But when it comes to living donation, there is also the other side of the coin – in this case the donor. To do no harm is a fundamental part of the Hippocratic oath, which is why some European countries are rather reticent about promoting living donation, especially given some recent concerns regarding the long-term safety of living donors. This is why DESCARTES published a position paper on this topic last year.3 The DESCARTES board members emphasised the importance of optimal risk-benefit assessment and proper information for the prospective donor, which should also include recommendations on health-promoting behaviour post-donation.
We believe education is the key to better outcomes in kidney transplantation
Improving outcomes has many different facets and aspects. It is not about changing one parameter only but involves complex follow-up care that takes many issues into consideration. Doctors who manage patients before, during and after transplantation need up-to-date knowledge, specific clinical skills and ethical commitment. This explains the DESCARTES working group’s focus on education. We organise CME courses throughout the year in different countries. In October, there is one in Edinburgh, Scotland, on ‘Making the right decision in kidney transplantation: current controversies on clinical and ethical issues’.4 Apart from organising educational events, we publish opinion papers and literature reviews and are involved in the guideline work carried out by ‘European Renal Best Practice’ (ERBP).
For further information on our working group, please visit http://www.era-edtaworkinggroups.org/en-US/group/descartes#sthash.yK94PU10.dpbs.
1 Einecke G et al. Am J Transplant 2009; 9 (11): 2520-31
2 Cole EH et al. Clin J Am Soc Nephrol 2008; 3(3): 814-21
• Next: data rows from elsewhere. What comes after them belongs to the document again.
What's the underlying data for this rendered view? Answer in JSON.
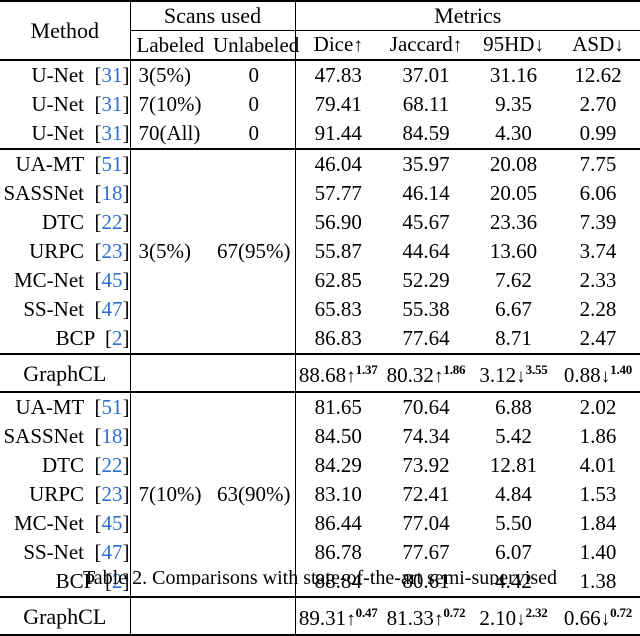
{
  "table": {
    "headers": {
      "method": "Method",
      "scans_used": "Scans used",
      "labeled": "Labeled",
      "unlabeled": "Unlabeled",
      "metrics": "Metrics",
      "dice": "Dice",
      "dice_arrow": "↑",
      "jaccard": "Jaccard",
      "jaccard_arrow": "↑",
      "hd95": "95HD",
      "hd95_arrow": "↓",
      "asd": "ASD",
      "asd_arrow": "↓"
    },
    "groups": [
      {
        "id": "supervised",
        "scans_span": null,
        "rows": [
          {
            "method": "U-Net",
            "ref": "31",
            "labeled": "3(5%)",
            "unlabeled": "0",
            "dice": "47.83",
            "jaccard": "37.01",
            "hd95": "31.16",
            "asd": "12.62",
            "highlight": false
          },
          {
            "method": "U-Net",
            "ref": "31",
            "labeled": "7(10%)",
            "unlabeled": "0",
            "dice": "79.41",
            "jaccard": "68.11",
            "hd95": "9.35",
            "asd": "2.70",
            "highlight": false
          },
          {
            "method": "U-Net",
            "ref": "31",
            "labeled": "70(All)",
            "unlabeled": "0",
            "dice": "91.44",
            "jaccard": "84.59",
            "hd95": "4.30",
            "asd": "0.99",
            "highlight": false
          }
        ]
      },
      {
        "id": "semi-5pct",
        "scans_span": {
          "labeled": "3(5%)",
          "unlabeled": "67(95%)"
        },
        "rows": [
          {
            "method": "UA-MT",
            "ref": "51",
            "dice": "46.04",
            "jaccard": "35.97",
            "hd95": "20.08",
            "asd": "7.75",
            "highlight": false
          },
          {
            "method": "SASSNet",
            "ref": "18",
            "dice": "57.77",
            "jaccard": "46.14",
            "hd95": "20.05",
            "asd": "6.06",
            "highlight": false
          },
          {
            "method": "DTC",
            "ref": "22",
            "dice": "56.90",
            "jaccard": "45.67",
            "hd95": "23.36",
            "asd": "7.39",
            "highlight": false
          },
          {
            "method": "URPC",
            "ref": "23",
            "dice": "55.87",
            "jaccard": "44.64",
            "hd95": "13.60",
            "asd": "3.74",
            "highlight": false
          },
          {
            "method": "MC-Net",
            "ref": "45",
            "dice": "62.85",
            "jaccard": "52.29",
            "hd95": "7.62",
            "asd": "2.33",
            "highlight": false
          },
          {
            "method": "SS-Net",
            "ref": "47",
            "dice": "65.83",
            "jaccard": "55.38",
            "hd95": "6.67",
            "asd": "2.28",
            "highlight": false
          },
          {
            "method": "BCP",
            "ref": "2",
            "dice": "86.83",
            "jaccard": "77.64",
            "hd95": "8.71",
            "asd": "2.47",
            "highlight": false
          }
        ],
        "result": {
          "method": "GraphCL",
          "ref": null,
          "dice": "88.68",
          "dice_arrow": "↑",
          "dice_delta": "1.37",
          "jaccard": "80.32",
          "jaccard_arrow": "↑",
          "jaccard_delta": "1.86",
          "hd95": "3.12",
          "hd95_arrow": "↓",
          "hd95_delta": "3.55",
          "asd": "0.88",
          "asd_arrow": "↓",
          "asd_delta": "1.40"
        }
      },
      {
        "id": "semi-10pct",
        "scans_span": {
          "labeled": "7(10%)",
          "unlabeled": "63(90%)"
        },
        "rows": [
          {
            "method": "UA-MT",
            "ref": "51",
            "dice": "81.65",
            "jaccard": "70.64",
            "hd95": "6.88",
            "asd": "2.02",
            "highlight": false
          },
          {
            "method": "SASSNet",
            "ref": "18",
            "dice": "84.50",
            "jaccard": "74.34",
            "hd95": "5.42",
            "asd": "1.86",
            "highlight": false
          },
          {
            "method": "DTC",
            "ref": "22",
            "dice": "84.29",
            "jaccard": "73.92",
            "hd95": "12.81",
            "asd": "4.01",
            "highlight": false
          },
          {
            "method": "URPC",
            "ref": "23",
            "dice": "83.10",
            "jaccard": "72.41",
            "hd95": "4.84",
            "asd": "1.53",
            "highlight": false
          },
          {
            "method": "MC-Net",
            "ref": "45",
            "dice": "86.44",
            "jaccard": "77.04",
            "hd95": "5.50",
            "asd": "1.84",
            "highlight": false
          },
          {
            "method": "SS-Net",
            "ref": "47",
            "dice": "86.78",
            "jaccard": "77.67",
            "hd95": "6.07",
            "asd": "1.40",
            "highlight": false
          },
          {
            "method": "BCP",
            "ref": "2",
            "dice": "88.84",
            "jaccard": "80.61",
            "hd95": "4.42",
            "asd": "1.38",
            "highlight": false
          }
        ],
        "result": {
          "method": "GraphCL",
          "ref": null,
          "dice": "89.31",
          "dice_arrow": "↑",
          "dice_delta": "0.47",
          "jaccard": "81.33",
          "jaccard_arrow": "↑",
          "jaccard_delta": "0.72",
          "hd95": "2.10",
          "hd95_arrow": "↓",
          "hd95_delta": "2.32",
          "asd": "0.66",
          "asd_arrow": "↓",
          "asd_delta": "0.72"
        }
      }
    ]
  },
  "caption": {
    "text": "Table 2. Comparisons with state-of-the-art semi-supervised"
  },
  "colors": {
    "reference_link": "#2f6fd0",
    "rule": "#000000",
    "text": "#000000",
    "background": "#ffffff"
  }
}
Professor Luuk Hilbrands, MD
DESCARTES Working Group
This article will appear in issue 6 of Health Europa Quarterly, which will be published in August.